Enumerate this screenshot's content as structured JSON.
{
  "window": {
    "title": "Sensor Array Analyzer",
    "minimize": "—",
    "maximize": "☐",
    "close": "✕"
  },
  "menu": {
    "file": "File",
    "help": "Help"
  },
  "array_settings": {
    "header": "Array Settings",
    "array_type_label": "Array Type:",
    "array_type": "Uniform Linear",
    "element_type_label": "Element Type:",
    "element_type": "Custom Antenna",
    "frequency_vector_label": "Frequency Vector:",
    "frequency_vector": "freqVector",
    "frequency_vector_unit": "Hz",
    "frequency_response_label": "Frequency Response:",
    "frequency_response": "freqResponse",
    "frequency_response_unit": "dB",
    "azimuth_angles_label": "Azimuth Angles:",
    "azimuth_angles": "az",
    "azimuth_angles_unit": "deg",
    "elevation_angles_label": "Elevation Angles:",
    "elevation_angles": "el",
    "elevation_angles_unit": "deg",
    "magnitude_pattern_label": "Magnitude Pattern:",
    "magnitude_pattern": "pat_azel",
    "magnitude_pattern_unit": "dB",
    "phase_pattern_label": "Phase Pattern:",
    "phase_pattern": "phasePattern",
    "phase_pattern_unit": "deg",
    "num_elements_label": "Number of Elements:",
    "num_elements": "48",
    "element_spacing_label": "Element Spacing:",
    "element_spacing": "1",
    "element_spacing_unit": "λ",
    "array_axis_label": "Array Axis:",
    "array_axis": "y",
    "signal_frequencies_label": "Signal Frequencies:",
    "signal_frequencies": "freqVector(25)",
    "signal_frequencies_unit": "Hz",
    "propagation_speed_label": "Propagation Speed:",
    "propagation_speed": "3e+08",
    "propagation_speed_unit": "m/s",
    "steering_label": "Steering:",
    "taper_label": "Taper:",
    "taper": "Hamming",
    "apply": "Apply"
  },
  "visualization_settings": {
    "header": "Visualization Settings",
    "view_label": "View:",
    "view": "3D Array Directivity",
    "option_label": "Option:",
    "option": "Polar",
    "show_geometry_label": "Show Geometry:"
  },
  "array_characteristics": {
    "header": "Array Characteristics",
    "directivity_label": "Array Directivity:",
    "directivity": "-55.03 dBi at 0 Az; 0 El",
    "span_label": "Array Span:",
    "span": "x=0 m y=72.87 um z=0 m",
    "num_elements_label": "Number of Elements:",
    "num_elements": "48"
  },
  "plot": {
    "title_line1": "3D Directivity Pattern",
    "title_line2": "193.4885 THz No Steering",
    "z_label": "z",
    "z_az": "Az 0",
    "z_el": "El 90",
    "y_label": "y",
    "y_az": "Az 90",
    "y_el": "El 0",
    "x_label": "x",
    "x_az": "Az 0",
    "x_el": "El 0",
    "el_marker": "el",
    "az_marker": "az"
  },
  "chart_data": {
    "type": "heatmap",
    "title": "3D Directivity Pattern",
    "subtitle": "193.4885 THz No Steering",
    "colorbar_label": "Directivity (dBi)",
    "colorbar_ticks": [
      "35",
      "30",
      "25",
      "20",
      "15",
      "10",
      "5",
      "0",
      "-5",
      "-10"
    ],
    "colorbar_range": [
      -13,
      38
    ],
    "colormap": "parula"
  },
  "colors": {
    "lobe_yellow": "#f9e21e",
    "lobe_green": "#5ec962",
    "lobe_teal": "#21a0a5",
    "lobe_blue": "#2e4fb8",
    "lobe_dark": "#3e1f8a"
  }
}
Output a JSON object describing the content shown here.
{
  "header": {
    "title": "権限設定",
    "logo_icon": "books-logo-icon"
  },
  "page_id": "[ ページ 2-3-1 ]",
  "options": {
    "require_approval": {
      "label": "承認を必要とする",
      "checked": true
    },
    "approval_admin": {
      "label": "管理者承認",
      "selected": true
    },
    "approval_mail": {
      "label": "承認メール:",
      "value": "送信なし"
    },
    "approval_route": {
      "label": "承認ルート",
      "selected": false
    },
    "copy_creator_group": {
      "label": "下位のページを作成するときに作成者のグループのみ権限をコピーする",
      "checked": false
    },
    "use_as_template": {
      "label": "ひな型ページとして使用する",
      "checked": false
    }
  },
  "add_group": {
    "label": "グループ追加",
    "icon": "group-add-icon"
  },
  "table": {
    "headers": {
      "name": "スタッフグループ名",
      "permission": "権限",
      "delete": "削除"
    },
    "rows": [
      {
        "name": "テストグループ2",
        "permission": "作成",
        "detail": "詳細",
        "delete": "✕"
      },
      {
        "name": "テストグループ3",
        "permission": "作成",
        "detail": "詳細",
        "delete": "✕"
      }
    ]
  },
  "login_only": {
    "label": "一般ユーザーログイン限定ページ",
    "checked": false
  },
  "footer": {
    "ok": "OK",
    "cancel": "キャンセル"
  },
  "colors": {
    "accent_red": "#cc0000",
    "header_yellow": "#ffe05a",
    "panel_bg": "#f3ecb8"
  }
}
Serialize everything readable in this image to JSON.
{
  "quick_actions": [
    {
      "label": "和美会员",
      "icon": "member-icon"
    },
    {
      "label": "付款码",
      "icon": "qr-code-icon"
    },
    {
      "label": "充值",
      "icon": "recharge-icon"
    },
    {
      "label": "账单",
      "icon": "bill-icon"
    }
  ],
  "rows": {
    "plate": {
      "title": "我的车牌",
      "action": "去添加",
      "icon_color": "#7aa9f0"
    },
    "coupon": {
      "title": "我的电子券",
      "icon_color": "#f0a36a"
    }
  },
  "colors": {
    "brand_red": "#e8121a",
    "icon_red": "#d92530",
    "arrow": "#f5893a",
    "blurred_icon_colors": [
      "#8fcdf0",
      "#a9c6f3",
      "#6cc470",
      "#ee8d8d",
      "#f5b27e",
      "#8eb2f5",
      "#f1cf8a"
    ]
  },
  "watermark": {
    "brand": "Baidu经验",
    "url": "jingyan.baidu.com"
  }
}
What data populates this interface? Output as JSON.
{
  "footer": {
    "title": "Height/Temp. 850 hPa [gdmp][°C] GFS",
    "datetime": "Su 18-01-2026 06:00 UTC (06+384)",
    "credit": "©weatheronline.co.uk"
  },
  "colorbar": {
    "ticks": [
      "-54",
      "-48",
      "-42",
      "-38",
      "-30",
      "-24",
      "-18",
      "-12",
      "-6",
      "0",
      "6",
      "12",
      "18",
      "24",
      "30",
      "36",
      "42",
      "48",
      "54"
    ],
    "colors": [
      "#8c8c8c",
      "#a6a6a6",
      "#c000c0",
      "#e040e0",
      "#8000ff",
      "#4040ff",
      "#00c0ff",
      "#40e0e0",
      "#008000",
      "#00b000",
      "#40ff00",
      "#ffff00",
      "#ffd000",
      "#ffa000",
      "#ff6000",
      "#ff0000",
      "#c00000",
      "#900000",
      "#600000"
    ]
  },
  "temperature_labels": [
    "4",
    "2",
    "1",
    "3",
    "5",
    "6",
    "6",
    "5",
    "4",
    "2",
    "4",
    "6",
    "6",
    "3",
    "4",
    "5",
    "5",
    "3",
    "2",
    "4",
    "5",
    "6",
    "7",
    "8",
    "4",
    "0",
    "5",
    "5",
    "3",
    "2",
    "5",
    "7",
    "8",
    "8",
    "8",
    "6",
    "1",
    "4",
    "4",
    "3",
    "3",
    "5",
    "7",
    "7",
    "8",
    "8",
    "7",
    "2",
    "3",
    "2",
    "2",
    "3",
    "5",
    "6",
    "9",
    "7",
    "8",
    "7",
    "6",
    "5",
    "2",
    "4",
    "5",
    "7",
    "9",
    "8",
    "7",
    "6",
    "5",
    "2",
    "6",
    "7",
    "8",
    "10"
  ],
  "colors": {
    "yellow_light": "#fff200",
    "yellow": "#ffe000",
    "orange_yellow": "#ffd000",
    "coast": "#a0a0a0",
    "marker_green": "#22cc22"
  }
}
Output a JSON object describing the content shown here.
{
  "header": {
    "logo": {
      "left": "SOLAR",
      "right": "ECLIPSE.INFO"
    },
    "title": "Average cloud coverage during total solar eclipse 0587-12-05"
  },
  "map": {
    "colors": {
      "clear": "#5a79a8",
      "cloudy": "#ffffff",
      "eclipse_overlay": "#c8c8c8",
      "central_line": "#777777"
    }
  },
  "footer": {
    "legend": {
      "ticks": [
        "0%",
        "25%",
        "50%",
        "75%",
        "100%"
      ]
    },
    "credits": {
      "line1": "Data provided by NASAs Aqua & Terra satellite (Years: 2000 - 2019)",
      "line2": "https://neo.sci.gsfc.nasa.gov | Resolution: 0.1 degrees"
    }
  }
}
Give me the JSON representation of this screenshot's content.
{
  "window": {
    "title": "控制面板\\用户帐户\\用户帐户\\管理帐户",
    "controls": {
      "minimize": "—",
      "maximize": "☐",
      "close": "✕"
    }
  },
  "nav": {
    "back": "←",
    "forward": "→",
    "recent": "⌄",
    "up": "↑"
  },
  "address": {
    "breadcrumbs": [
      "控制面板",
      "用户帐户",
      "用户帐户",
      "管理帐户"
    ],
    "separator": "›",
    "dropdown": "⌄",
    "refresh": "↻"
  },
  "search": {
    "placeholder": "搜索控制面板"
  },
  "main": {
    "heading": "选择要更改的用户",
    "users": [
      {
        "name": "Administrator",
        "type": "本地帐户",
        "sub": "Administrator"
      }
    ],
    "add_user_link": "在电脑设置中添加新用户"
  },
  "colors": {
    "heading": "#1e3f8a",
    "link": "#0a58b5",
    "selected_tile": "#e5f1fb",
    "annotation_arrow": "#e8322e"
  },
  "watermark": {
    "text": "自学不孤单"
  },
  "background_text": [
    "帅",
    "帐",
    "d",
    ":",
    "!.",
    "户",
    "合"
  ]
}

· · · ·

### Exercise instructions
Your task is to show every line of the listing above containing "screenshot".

### Solution to this problem
Enumerate this screenshot's content as structured JSON.
Give me the JSON representation of this screenshot's content.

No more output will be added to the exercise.